The task: As the answer, give a copy of each line below that includes the word "text".

Data to examine:

+-------+

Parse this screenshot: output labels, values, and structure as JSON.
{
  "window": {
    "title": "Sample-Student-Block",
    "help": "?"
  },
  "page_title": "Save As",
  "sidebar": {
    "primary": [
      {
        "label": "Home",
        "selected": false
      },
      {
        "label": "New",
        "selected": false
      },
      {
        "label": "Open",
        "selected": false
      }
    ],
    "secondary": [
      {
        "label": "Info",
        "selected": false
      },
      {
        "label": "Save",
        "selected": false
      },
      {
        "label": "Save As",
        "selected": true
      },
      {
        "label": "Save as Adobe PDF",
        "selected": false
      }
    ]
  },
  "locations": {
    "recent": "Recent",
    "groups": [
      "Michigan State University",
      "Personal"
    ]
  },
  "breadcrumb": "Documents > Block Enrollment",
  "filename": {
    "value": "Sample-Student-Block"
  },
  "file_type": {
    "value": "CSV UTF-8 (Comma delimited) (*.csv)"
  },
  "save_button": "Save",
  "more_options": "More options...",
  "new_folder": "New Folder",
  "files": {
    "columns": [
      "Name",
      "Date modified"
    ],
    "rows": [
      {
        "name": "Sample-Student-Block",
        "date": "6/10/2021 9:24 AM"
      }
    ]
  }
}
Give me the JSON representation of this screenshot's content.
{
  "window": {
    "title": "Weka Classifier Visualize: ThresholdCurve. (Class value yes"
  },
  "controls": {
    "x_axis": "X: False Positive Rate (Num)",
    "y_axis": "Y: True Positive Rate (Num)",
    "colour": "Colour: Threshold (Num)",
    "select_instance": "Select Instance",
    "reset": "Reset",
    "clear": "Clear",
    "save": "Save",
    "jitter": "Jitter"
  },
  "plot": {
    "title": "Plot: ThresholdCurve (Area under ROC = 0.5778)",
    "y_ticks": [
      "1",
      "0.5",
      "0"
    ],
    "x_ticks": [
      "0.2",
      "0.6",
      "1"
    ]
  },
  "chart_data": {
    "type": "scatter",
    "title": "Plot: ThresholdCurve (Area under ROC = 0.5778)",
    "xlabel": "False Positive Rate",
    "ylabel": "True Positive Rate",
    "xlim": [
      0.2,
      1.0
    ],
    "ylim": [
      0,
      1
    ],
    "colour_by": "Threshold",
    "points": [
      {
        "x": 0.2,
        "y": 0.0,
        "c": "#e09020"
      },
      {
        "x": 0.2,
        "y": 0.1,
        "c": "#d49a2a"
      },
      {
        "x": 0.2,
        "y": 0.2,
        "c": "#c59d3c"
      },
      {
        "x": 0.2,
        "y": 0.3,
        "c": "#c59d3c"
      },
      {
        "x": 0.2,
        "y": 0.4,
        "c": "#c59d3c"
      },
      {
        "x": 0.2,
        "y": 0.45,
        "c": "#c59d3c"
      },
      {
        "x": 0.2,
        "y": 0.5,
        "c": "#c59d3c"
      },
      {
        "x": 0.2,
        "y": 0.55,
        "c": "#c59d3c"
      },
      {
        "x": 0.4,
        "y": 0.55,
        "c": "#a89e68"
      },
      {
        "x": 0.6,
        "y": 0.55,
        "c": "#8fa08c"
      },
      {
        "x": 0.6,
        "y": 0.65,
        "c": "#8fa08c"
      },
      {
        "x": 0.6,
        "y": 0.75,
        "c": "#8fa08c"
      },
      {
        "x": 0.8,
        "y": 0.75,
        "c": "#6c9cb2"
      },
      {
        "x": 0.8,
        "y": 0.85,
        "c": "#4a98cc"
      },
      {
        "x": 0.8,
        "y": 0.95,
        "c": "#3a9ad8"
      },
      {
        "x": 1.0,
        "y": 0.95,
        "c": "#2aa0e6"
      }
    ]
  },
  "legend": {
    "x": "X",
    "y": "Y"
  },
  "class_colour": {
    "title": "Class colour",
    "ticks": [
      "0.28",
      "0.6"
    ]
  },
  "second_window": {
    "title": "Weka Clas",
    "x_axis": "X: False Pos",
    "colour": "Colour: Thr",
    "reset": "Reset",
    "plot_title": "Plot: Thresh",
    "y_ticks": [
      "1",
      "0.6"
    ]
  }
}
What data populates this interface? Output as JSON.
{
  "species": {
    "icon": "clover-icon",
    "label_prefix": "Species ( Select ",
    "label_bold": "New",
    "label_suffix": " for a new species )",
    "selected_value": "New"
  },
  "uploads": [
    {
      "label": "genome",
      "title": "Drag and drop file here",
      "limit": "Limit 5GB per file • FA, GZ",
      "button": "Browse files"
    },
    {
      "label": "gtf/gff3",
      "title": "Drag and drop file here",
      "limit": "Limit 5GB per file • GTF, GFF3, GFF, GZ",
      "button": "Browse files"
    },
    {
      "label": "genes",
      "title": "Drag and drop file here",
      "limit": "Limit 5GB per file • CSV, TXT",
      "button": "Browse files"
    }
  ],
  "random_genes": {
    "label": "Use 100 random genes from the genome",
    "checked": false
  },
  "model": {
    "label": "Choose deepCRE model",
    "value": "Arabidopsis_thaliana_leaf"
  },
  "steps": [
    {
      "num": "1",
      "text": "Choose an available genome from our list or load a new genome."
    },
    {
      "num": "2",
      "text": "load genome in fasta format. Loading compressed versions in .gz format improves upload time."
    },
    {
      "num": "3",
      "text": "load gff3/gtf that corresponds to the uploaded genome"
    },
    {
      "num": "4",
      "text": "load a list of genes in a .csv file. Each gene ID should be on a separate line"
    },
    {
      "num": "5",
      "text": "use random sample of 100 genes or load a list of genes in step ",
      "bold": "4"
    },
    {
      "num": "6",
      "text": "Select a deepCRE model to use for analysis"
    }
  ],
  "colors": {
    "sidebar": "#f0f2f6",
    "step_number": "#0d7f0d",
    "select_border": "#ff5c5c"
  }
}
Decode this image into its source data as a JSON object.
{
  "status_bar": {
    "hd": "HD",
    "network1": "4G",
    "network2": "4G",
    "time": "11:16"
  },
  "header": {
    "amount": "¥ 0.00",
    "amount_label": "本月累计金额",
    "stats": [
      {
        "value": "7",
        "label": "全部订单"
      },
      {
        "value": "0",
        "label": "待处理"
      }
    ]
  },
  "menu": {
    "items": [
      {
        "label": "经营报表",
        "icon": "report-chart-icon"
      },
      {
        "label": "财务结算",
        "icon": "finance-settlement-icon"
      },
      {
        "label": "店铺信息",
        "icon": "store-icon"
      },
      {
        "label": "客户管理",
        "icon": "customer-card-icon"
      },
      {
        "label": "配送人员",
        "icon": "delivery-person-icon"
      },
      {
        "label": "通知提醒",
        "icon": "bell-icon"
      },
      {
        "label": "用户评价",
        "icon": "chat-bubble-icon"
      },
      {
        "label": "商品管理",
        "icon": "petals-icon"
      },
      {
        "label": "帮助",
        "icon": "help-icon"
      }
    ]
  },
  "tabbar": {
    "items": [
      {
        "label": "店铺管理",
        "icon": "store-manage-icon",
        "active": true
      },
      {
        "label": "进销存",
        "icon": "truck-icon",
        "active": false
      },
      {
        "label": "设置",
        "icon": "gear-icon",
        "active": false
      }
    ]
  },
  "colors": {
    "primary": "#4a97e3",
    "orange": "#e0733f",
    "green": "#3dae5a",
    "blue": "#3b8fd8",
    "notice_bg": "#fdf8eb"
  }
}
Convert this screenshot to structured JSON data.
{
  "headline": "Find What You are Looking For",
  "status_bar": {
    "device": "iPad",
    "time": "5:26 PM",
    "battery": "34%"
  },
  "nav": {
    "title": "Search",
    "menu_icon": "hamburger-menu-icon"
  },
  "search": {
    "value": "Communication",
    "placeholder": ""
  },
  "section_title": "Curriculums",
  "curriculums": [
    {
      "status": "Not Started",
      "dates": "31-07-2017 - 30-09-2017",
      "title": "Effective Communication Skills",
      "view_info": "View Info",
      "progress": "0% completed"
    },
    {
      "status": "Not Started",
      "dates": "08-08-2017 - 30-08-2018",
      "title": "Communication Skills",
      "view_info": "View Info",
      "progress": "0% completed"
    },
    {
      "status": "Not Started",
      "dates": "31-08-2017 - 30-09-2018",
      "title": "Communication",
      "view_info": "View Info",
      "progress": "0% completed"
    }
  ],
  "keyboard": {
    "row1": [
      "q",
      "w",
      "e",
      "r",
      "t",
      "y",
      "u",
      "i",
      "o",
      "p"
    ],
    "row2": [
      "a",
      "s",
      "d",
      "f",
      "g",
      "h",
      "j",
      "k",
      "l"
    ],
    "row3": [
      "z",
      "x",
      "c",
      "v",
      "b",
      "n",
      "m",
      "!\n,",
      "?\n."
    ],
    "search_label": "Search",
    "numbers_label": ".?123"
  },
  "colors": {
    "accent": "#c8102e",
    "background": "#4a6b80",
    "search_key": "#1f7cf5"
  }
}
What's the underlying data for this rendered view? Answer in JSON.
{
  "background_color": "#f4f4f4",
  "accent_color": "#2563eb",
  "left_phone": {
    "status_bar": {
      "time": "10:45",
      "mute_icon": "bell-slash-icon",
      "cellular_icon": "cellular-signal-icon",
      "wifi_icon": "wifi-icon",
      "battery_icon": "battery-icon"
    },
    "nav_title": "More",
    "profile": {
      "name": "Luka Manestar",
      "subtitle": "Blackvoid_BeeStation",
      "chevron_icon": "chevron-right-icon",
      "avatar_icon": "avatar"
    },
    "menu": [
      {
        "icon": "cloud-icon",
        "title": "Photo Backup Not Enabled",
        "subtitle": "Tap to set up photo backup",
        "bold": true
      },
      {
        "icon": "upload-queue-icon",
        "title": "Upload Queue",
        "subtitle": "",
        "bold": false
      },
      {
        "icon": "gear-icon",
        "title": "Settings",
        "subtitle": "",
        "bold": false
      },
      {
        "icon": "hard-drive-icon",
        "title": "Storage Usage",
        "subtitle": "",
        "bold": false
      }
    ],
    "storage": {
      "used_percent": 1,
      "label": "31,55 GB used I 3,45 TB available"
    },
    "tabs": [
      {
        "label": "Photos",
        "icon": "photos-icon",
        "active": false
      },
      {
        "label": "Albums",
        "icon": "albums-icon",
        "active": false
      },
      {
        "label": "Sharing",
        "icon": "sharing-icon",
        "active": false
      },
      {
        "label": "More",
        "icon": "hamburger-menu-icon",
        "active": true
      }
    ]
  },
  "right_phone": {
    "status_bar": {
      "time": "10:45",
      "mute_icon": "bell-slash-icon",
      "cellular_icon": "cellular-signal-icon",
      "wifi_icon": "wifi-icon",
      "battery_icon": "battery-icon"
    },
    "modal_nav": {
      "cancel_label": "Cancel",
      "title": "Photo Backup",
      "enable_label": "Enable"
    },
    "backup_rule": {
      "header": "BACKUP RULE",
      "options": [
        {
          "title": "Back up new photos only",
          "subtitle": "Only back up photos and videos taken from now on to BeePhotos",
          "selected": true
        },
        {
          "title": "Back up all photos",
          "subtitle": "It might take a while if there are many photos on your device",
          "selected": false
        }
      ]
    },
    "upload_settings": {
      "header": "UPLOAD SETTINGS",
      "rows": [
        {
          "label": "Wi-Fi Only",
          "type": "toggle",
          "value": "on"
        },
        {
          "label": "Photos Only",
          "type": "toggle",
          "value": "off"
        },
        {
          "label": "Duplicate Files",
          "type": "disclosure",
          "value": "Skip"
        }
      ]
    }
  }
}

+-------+

Answer to the exercise:
      "text": "Choose an available genome from our list or load a new genome."
      "text": "load genome in fasta format. Loading compressed versions in .gz format improves upload time."
      "text": "load gff3/gtf that corresponds to the uploaded genome"
      "text": "load a list of genes in a .csv file. Each gene ID should be on a separate line"
      "text": "use random sample of 100 genes or load a list of genes in step ",
      "text": "Select a deepCRE model to use for analysis"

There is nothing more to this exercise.